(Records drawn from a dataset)
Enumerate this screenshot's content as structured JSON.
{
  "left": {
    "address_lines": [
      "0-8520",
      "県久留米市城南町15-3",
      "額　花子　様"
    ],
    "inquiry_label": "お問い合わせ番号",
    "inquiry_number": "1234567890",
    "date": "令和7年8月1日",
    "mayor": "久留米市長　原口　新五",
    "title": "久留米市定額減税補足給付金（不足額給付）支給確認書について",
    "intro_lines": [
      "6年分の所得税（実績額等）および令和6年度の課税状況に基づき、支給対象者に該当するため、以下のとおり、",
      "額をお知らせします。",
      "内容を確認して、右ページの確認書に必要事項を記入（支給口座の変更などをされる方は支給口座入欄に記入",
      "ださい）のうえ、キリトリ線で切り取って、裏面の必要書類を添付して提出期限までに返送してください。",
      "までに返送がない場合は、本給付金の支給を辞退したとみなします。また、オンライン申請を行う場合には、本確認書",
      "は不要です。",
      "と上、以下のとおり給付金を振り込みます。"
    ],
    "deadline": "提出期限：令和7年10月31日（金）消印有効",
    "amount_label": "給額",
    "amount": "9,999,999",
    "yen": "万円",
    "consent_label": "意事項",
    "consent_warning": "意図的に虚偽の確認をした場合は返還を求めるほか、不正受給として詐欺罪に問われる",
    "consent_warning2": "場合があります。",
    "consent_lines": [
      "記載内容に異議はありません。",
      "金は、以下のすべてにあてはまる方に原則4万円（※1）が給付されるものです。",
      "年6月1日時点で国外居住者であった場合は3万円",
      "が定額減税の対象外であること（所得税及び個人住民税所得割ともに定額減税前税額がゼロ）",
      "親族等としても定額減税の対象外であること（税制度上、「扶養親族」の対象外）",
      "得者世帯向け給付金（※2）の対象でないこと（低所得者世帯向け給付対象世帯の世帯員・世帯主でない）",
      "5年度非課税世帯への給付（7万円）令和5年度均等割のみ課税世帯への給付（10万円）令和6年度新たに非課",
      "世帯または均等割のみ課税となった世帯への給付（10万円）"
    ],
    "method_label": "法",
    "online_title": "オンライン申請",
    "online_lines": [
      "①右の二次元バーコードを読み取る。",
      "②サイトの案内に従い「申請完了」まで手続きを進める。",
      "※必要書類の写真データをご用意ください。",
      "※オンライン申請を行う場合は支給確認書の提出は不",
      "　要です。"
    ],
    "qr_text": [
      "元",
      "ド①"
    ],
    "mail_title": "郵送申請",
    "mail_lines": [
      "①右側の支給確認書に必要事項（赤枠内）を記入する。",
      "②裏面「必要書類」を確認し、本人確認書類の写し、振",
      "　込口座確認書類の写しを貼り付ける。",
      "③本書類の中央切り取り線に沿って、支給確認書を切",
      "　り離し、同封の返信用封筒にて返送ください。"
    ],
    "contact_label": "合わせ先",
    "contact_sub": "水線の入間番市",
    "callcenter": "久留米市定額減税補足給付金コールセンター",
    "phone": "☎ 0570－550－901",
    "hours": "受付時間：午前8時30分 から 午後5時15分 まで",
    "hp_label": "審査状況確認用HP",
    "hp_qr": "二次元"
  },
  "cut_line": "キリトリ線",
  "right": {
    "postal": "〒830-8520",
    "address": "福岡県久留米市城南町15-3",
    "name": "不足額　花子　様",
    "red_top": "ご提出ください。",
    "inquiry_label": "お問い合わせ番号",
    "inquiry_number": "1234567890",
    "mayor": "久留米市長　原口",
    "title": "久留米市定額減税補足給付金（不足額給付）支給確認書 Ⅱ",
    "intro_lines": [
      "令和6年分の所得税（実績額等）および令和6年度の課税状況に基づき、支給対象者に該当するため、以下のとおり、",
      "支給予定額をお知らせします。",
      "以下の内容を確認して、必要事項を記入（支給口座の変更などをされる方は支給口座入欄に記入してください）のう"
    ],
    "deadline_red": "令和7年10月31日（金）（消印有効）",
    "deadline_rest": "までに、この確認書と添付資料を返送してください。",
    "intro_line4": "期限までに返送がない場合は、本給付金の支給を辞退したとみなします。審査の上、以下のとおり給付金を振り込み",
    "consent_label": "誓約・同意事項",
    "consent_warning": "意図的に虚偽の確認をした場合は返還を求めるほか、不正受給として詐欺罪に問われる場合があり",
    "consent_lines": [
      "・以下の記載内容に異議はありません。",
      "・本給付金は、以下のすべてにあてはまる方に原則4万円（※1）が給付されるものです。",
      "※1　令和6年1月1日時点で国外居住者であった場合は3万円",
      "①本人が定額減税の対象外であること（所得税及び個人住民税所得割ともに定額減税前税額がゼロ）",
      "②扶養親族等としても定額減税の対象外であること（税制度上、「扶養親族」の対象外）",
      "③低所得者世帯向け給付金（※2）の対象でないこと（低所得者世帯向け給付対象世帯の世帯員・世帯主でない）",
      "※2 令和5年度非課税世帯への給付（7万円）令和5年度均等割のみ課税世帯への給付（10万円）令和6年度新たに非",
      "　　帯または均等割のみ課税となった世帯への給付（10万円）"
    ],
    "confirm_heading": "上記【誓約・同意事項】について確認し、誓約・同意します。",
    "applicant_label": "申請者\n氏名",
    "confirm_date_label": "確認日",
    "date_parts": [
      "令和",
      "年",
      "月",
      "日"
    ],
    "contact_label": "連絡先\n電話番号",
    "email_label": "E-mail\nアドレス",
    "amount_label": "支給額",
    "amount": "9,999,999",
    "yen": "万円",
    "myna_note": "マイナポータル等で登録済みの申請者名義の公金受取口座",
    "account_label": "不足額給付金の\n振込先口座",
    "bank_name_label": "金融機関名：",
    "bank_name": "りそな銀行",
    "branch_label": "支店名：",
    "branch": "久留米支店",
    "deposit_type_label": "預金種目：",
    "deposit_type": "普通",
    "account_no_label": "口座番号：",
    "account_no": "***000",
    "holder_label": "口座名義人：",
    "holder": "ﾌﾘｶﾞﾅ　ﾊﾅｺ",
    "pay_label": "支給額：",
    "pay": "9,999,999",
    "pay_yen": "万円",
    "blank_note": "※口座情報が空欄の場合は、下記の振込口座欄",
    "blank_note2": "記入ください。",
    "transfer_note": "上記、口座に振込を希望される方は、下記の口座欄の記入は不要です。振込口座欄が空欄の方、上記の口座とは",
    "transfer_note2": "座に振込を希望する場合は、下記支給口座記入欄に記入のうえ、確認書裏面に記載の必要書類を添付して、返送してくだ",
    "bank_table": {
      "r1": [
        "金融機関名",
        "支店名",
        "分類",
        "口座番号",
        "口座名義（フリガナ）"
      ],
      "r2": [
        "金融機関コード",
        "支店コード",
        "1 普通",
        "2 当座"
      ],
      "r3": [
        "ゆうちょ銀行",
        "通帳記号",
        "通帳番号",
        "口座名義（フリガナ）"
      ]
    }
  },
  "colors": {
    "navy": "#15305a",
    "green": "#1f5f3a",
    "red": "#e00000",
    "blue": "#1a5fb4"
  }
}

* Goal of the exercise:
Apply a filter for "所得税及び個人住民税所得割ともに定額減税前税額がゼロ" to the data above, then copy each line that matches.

* Final answer:
      "が定額減税の対象外であること（所得税及び個人住民税所得割ともに定額減税前税額がゼロ）",
      "①本人が定額減税の対象外であること（所得税及び個人住民税所得割ともに定額減税前税額がゼロ）",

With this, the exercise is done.